══ Records to process

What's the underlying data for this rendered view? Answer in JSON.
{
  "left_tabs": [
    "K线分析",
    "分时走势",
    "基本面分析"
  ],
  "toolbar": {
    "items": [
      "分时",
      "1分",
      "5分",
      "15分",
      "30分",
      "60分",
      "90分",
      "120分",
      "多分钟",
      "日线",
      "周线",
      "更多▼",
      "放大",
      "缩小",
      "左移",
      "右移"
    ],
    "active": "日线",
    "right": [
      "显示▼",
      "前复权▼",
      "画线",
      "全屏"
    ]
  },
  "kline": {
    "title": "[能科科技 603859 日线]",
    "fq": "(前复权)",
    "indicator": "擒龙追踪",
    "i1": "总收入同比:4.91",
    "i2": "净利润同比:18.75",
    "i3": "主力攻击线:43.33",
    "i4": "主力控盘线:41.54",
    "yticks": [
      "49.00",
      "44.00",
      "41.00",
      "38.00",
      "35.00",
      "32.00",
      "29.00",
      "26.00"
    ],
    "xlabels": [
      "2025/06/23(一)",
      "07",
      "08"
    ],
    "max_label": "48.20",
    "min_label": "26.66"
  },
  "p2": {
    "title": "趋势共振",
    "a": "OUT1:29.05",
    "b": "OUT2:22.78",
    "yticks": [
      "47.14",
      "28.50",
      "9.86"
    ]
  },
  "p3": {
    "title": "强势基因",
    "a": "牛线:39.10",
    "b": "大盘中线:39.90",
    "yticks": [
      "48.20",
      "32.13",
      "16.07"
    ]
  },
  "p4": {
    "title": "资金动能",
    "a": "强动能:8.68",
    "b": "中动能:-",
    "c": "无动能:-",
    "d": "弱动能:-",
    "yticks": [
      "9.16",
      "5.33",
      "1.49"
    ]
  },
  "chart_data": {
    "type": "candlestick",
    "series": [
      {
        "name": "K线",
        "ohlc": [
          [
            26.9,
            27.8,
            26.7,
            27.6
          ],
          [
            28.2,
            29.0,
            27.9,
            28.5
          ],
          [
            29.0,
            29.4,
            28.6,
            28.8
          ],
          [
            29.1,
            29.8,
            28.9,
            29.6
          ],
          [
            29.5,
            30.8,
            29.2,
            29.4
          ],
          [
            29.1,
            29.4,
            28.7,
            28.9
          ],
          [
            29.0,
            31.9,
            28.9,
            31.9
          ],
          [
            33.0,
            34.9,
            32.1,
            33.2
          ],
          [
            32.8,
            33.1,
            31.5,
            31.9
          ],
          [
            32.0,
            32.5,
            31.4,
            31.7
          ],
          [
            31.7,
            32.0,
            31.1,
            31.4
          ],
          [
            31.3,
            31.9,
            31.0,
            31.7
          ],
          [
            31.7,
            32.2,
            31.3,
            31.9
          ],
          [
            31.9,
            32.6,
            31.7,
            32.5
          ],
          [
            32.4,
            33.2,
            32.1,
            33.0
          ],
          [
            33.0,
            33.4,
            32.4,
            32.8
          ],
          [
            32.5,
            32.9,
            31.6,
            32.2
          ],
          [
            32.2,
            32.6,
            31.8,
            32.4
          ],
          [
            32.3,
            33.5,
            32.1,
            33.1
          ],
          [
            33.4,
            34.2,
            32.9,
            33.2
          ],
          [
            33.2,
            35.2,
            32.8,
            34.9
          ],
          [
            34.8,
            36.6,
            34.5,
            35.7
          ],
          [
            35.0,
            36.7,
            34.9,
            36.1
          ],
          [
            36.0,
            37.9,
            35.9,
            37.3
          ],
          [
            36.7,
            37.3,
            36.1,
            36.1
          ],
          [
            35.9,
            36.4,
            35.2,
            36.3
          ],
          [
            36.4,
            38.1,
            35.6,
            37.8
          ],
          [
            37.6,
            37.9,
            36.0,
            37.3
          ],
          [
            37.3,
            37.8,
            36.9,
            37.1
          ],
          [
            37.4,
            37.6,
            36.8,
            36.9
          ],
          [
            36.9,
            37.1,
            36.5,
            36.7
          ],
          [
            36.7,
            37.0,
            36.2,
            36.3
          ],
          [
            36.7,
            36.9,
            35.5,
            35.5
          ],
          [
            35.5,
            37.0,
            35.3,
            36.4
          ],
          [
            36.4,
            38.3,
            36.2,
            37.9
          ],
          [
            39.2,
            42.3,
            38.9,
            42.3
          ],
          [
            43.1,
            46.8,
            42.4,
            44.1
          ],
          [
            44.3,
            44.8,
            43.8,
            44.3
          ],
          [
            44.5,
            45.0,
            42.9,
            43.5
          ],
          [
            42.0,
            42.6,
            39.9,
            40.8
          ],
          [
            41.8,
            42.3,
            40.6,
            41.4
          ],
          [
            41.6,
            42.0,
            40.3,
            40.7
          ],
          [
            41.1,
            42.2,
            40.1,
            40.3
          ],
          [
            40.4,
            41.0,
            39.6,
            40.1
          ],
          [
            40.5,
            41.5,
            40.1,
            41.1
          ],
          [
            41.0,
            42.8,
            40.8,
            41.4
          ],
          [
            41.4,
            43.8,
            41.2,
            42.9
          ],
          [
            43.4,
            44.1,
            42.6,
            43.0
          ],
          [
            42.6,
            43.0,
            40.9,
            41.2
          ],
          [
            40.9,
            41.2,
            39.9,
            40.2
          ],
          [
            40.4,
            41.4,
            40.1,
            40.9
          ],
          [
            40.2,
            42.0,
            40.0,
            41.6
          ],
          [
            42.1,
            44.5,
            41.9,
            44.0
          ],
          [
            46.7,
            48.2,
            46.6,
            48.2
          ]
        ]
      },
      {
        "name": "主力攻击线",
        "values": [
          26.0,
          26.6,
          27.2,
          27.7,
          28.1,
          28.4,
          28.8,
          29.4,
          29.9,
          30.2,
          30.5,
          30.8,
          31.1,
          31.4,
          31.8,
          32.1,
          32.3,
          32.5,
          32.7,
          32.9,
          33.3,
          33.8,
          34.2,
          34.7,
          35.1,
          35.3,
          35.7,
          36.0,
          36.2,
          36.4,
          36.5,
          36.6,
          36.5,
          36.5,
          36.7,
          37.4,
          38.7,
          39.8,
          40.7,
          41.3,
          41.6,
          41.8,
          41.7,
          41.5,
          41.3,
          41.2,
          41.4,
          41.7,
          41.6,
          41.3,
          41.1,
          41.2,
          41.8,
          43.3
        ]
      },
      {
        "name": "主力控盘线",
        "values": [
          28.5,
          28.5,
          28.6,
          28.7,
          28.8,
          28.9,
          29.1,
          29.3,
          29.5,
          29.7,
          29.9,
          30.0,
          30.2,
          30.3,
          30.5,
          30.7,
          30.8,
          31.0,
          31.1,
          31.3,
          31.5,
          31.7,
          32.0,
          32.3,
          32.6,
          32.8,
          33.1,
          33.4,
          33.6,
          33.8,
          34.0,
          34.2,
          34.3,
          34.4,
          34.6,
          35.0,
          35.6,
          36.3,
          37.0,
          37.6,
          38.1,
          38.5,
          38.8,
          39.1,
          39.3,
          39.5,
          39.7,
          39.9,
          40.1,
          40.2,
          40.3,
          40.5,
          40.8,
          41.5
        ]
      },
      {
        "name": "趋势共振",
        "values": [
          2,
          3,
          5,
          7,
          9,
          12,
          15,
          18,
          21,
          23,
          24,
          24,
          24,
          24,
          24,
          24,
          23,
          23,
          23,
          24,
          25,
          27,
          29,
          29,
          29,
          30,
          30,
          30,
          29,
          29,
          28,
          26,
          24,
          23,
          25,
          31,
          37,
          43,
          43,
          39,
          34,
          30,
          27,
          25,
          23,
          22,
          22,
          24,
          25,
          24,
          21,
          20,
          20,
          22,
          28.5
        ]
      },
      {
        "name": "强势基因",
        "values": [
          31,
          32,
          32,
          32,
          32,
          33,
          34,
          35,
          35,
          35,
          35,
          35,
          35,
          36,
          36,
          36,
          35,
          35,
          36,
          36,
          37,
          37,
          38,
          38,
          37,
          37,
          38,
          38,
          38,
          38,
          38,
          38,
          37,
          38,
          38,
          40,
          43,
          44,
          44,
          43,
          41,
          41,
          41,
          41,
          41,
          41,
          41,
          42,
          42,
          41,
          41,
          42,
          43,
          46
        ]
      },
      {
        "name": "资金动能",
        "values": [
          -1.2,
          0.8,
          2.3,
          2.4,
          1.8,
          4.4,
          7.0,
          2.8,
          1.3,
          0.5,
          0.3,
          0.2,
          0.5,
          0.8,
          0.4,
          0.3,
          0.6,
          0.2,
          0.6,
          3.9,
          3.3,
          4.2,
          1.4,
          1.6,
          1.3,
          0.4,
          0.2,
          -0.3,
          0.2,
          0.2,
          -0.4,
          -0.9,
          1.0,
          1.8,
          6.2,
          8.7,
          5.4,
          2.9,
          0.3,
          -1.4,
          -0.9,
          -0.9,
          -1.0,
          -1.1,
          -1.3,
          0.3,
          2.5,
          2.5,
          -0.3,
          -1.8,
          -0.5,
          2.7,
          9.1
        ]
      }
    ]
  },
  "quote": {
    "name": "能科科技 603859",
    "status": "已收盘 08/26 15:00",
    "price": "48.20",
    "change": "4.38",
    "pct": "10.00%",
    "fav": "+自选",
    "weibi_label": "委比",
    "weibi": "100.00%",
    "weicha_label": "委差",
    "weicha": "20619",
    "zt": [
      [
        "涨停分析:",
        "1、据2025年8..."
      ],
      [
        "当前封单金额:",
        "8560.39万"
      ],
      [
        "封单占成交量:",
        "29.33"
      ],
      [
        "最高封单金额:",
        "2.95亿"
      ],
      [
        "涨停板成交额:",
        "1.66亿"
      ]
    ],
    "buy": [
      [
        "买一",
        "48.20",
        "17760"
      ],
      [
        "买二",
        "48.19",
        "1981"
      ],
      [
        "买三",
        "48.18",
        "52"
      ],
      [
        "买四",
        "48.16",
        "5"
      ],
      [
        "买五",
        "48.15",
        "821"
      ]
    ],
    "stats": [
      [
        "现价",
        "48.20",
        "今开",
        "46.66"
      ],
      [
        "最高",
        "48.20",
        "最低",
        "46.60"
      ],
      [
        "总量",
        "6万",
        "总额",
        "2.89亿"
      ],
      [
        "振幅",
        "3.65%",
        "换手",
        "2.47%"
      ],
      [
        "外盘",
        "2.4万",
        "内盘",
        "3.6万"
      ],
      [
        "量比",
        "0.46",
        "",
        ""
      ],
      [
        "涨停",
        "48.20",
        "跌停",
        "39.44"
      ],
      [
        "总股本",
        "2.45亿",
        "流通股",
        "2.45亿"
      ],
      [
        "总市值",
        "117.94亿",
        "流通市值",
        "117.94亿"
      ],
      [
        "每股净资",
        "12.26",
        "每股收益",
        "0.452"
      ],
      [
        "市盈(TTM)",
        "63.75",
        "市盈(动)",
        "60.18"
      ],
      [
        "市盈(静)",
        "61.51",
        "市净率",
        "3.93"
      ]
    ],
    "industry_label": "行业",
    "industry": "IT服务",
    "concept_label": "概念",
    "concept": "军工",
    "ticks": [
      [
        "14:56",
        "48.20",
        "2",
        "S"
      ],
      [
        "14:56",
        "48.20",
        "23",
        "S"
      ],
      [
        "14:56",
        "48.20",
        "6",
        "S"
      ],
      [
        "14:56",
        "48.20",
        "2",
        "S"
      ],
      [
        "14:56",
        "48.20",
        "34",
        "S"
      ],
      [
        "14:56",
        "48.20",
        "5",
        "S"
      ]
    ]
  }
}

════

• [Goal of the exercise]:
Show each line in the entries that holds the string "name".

• [Your response]:
        "name": "K线",
        "name": "主力攻击线",
        "name": "主力控盘线",
        "name": "趋势共振",
        "name": "强势基因",
        "name": "资金动能",
    "name": "能科科技 603859",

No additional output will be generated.